Perhaps the spontaneity of the standing ovation sparked Nero into giving us a new perspective on Leonard Bernstein’s “West Side Story,” every song in the musical standing on its own for the first time—a classic way to end a concert that had us whistling and humming all the way down the aisles. Bravo, sir.
by Mark Ira Kaufman
[…] But in terms of ability to play almost anything on the piano at a dizzying level of excellence, one American pianist stands above all others. You may have heard the name. But in all likelihood, his piano playing is beyond most piano playing you’ve ever heard. And if you’ve never heard a note he played, you’ve not heard one of the most proficient and musical pianists alive today.
His name is Peter Nero. For decades, he was the musical director of the Philly Pops Orchestra, which he created 34 years ago.

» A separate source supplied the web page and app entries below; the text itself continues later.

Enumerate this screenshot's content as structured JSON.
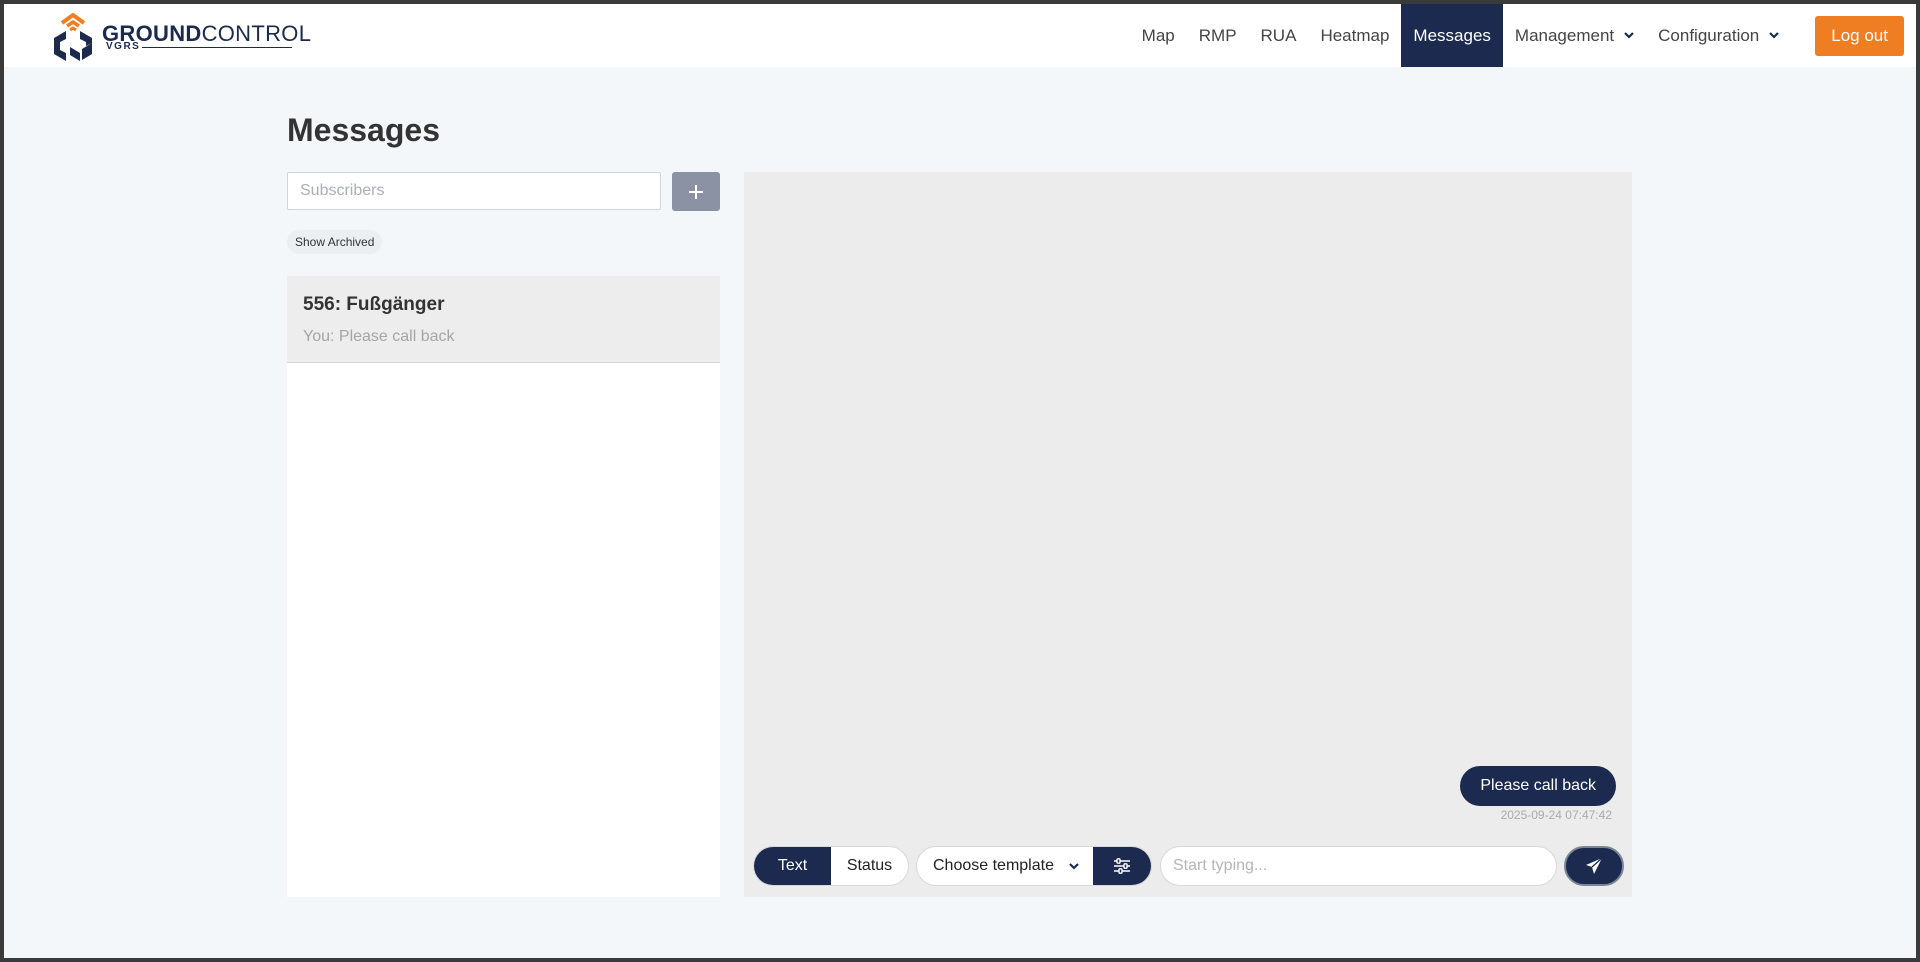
{
  "brand": {
    "name_bold": "GROUND",
    "name_light": "CONTROL",
    "sub": "VGRS",
    "colors": {
      "navy": "#1b2a4e",
      "orange": "#ef7d22"
    }
  },
  "nav": {
    "items": [
      {
        "label": "Map"
      },
      {
        "label": "RMP"
      },
      {
        "label": "RUA"
      },
      {
        "label": "Heatmap"
      },
      {
        "label": "Messages",
        "active": true
      },
      {
        "label": "Management",
        "dropdown": true
      },
      {
        "label": "Configuration",
        "dropdown": true
      }
    ],
    "logout_label": "Log out"
  },
  "page": {
    "title": "Messages"
  },
  "sidebar": {
    "search_placeholder": "Subscribers",
    "add_icon": "plus-icon",
    "show_archived_label": "Show Archived",
    "conversations": [
      {
        "name": "556: Fußgänger",
        "preview": "You: Please call back"
      }
    ]
  },
  "chat": {
    "messages": [
      {
        "text": "Please call back",
        "timestamp": "2025-09-24 07:47:42",
        "from_me": true
      }
    ],
    "composer": {
      "mode_options": [
        "Text",
        "Status"
      ],
      "mode_selected": "Text",
      "template_label": "Choose template",
      "filter_icon": "sliders-icon",
      "input_placeholder": "Start typing...",
      "send_icon": "paper-plane-icon"
    }
  }
}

While the Boston Pops is more famous, its inventiveness and variety of material is matched by the Philly Pops. Like its more famous compatriot, the Philly Pops plays orchestral versions of popular jazz, swing, Broadway songs and blues.
Peter-NeroThe Julliard-trained pianist recently retired from his post as its director. Still, the Philly Pops was Nero’s second ‘instrument.’ And he played it like a master. But outside Philadelphia, Nero will always be thought of as a pianist. And what a pianist he is.
Nero’s first album for RCA, Piano Forte, released in 1961, won a Grammy that year for “Best New Artist.” He received another Grammy and garnered ten more nominations. Nero’s association with RCA produced 23 albums in eight years. His subsequent move to Columbia Records resulted in a million-selling single and album, Summer of ’42.
In all, Nero has released nearly 70 albums.